### Data records
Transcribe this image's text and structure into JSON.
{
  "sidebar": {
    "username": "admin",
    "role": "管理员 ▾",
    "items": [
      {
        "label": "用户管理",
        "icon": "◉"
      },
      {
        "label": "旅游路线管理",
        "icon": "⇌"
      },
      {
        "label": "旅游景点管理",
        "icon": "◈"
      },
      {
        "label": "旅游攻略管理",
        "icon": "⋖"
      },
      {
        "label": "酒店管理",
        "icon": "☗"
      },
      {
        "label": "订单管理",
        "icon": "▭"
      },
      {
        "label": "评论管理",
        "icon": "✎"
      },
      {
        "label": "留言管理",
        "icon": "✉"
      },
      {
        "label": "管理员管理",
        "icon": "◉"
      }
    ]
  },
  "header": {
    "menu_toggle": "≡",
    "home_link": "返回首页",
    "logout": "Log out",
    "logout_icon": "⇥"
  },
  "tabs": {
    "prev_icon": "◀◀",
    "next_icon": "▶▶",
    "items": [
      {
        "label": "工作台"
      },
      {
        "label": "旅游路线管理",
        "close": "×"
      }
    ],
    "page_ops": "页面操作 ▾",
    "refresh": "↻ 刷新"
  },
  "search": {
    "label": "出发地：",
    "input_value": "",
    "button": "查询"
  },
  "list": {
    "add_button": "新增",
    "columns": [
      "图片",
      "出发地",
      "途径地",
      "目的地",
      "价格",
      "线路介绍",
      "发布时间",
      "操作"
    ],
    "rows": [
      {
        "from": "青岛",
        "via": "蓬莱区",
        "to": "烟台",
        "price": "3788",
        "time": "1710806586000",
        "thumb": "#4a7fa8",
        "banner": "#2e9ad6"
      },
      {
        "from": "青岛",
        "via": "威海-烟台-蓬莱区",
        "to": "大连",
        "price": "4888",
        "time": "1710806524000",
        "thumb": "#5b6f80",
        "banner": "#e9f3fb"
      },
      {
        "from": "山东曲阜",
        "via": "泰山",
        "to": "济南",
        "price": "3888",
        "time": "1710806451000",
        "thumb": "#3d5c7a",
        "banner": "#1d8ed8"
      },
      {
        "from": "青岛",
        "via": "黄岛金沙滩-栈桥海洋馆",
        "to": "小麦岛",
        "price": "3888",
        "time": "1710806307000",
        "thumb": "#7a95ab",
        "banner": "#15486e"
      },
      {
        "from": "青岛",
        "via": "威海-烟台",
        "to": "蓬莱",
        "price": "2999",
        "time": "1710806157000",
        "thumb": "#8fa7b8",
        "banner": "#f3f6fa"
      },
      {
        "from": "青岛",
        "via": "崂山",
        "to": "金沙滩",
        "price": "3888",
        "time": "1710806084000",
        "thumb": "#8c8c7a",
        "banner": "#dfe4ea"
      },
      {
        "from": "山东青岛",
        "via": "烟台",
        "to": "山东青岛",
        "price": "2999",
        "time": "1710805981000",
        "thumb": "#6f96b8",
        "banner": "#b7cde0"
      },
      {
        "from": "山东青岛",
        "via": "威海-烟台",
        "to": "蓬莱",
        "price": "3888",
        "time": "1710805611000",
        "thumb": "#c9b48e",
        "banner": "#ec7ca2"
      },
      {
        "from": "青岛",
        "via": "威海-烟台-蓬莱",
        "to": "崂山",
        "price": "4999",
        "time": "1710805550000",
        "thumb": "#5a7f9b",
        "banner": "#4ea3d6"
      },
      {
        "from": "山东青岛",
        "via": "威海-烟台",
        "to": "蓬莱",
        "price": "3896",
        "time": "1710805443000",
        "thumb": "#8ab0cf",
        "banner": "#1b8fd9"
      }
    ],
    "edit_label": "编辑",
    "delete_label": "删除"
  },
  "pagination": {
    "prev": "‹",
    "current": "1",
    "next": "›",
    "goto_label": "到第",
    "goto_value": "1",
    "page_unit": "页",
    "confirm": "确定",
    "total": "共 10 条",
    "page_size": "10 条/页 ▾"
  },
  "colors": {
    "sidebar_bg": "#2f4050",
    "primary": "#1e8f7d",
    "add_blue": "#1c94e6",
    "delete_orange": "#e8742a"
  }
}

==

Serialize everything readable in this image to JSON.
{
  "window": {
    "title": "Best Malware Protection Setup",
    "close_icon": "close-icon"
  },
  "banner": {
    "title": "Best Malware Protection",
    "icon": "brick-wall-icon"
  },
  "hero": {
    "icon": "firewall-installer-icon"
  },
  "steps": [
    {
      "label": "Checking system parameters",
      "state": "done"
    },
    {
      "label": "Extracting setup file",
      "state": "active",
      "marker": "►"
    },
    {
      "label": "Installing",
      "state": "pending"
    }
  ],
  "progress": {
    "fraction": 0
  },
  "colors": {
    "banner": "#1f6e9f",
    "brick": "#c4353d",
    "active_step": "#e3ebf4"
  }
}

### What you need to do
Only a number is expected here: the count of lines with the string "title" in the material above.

### Reply to the task
2